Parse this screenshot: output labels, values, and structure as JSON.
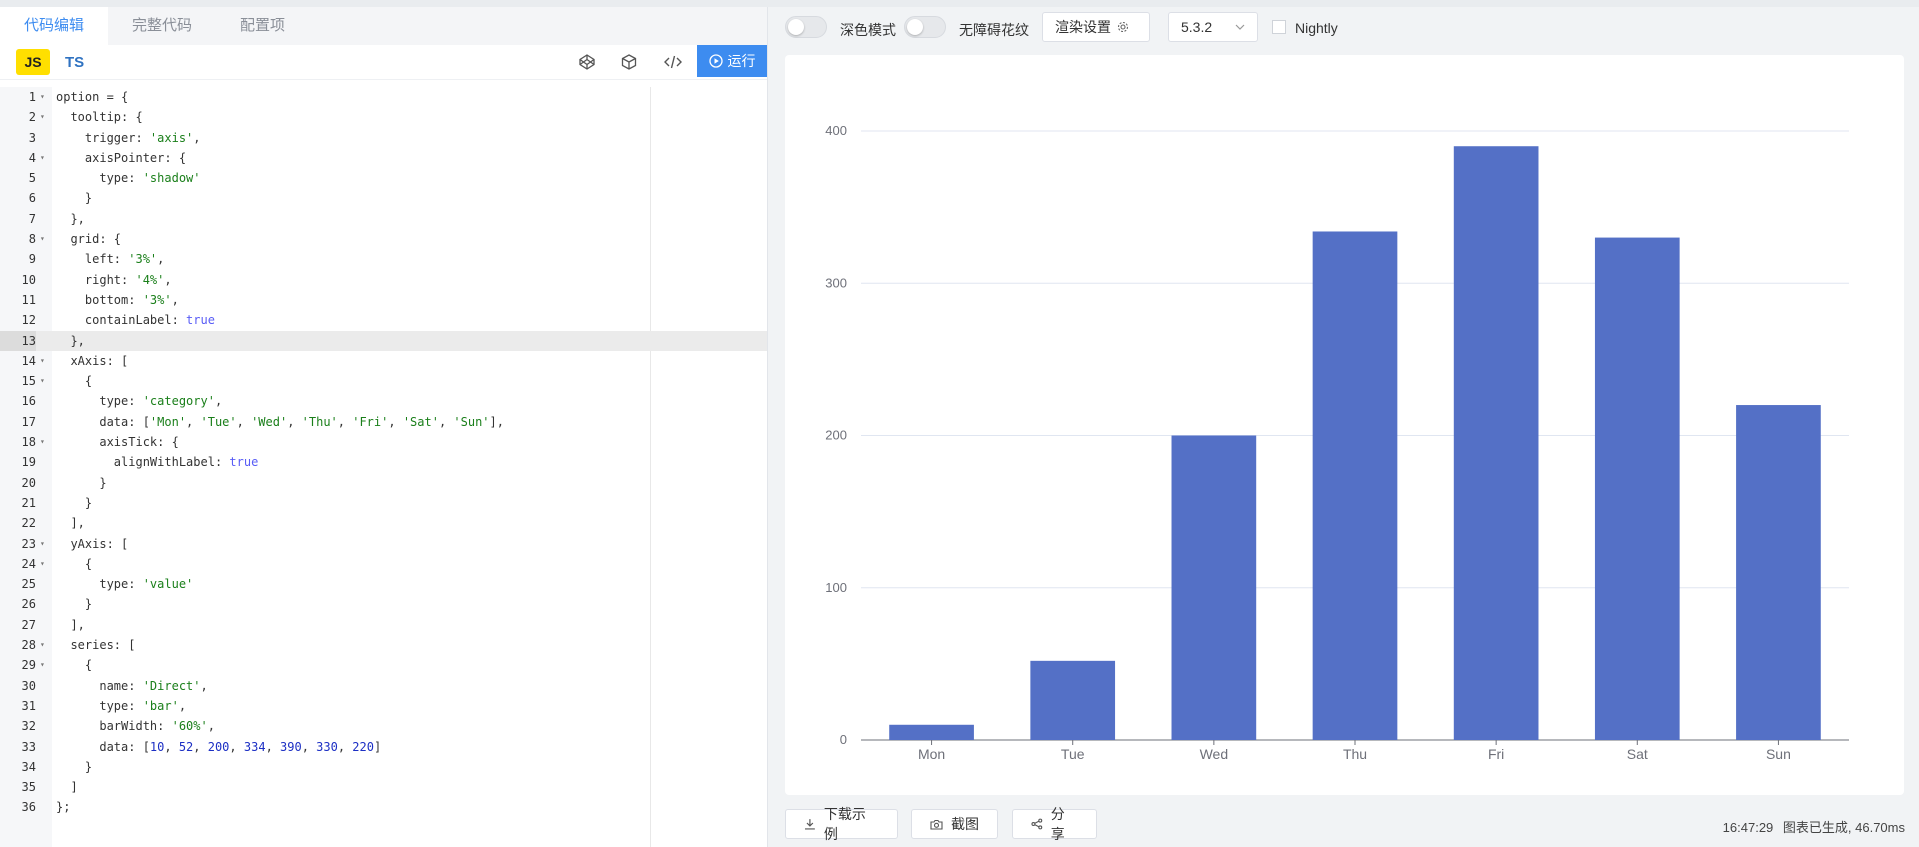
{
  "tabs": [
    "代码编辑",
    "完整代码",
    "配置项"
  ],
  "toolbar": {
    "js_label": "JS",
    "ts_label": "TS",
    "run_label": "运行"
  },
  "code_lines": [
    "option = {",
    "  tooltip: {",
    "    trigger: 'axis',",
    "    axisPointer: {",
    "      type: 'shadow'",
    "    }",
    "  },",
    "  grid: {",
    "    left: '3%',",
    "    right: '4%',",
    "    bottom: '3%',",
    "    containLabel: true",
    "  },",
    "  xAxis: [",
    "    {",
    "      type: 'category',",
    "      data: ['Mon', 'Tue', 'Wed', 'Thu', 'Fri', 'Sat', 'Sun'],",
    "      axisTick: {",
    "        alignWithLabel: true",
    "      }",
    "    }",
    "  ],",
    "  yAxis: [",
    "    {",
    "      type: 'value'",
    "    }",
    "  ],",
    "  series: [",
    "    {",
    "      name: 'Direct',",
    "      type: 'bar',",
    "      barWidth: '60%',",
    "      data: [10, 52, 200, 334, 390, 330, 220]",
    "    }",
    "  ]",
    "};"
  ],
  "active_line": 13,
  "right_toolbar": {
    "dark_mode_label": "深色模式",
    "aria_label": "无障碍花纹",
    "render_settings_label": "渲染设置",
    "version_value": "5.3.2",
    "nightly_label": "Nightly"
  },
  "footer": {
    "download_label": "下载示例",
    "screenshot_label": "截图",
    "share_label": "分享",
    "status_time": "16:47:29",
    "status_text": "图表已生成, 46.70ms"
  },
  "colors": {
    "accent": "#3d8cf0",
    "bar": "#5470c6",
    "js_badge": "#ffdf00"
  },
  "chart_data": {
    "type": "bar",
    "categories": [
      "Mon",
      "Tue",
      "Wed",
      "Thu",
      "Fri",
      "Sat",
      "Sun"
    ],
    "series": [
      {
        "values": [
          10,
          52,
          200,
          334,
          390,
          330,
          220
        ]
      }
    ],
    "ylim": [
      0,
      400
    ],
    "yticks": [
      0,
      100,
      200,
      300,
      400
    ],
    "grid": true,
    "title": "",
    "xlabel": "",
    "ylabel": ""
  }
}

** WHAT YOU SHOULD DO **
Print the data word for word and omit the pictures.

** SOLUTION TO THIS TASK **
Parse this screenshot: output labels, values, and structure as JSON.
{
  "tabs": [
    "代码编辑",
    "完整代码",
    "配置项"
  ],
  "toolbar": {
    "js_label": "JS",
    "ts_label": "TS",
    "run_label": "运行"
  },
  "code_lines": [
    "option = {",
    "  tooltip: {",
    "    trigger: 'axis',",
    "    axisPointer: {",
    "      type: 'shadow'",
    "    }",
    "  },",
    "  grid: {",
    "    left: '3%',",
    "    right: '4%',",
    "    bottom: '3%',",
    "    containLabel: true",
    "  },",
    "  xAxis: [",
    "    {",
    "      type: 'category',",
    "      data: ['Mon', 'Tue', 'Wed', 'Thu', 'Fri', 'Sat', 'Sun'],",
    "      axisTick: {",
    "        alignWithLabel: true",
    "      }",
    "    }",
    "  ],",
    "  yAxis: [",
    "    {",
    "      type: 'value'",
    "    }",
    "  ],",
    "  series: [",
    "    {",
    "      name: 'Direct',",
    "      type: 'bar',",
    "      barWidth: '60%',",
    "      data: [10, 52, 200, 334, 390, 330, 220]",
    "    }",
    "  ]",
    "};"
  ],
  "active_line": 13,
  "right_toolbar": {
    "dark_mode_label": "深色模式",
    "aria_label": "无障碍花纹",
    "render_settings_label": "渲染设置",
    "version_value": "5.3.2",
    "nightly_label": "Nightly"
  },
  "footer": {
    "download_label": "下载示例",
    "screenshot_label": "截图",
    "share_label": "分享",
    "status_time": "16:47:29",
    "status_text": "图表已生成, 46.70ms"
  },
  "colors": {
    "accent": "#3d8cf0",
    "bar": "#5470c6",
    "js_badge": "#ffdf00"
  },
  "chart_data": {
    "type": "bar",
    "categories": [
      "Mon",
      "Tue",
      "Wed",
      "Thu",
      "Fri",
      "Sat",
      "Sun"
    ],
    "series": [
      {
        "values": [
          10,
          52,
          200,
          334,
          390,
          330,
          220
        ]
      }
    ],
    "ylim": [
      0,
      400
    ],
    "yticks": [
      0,
      100,
      200,
      300,
      400
    ],
    "grid": true,
    "title": "",
    "xlabel": "",
    "ylabel": ""
  }
}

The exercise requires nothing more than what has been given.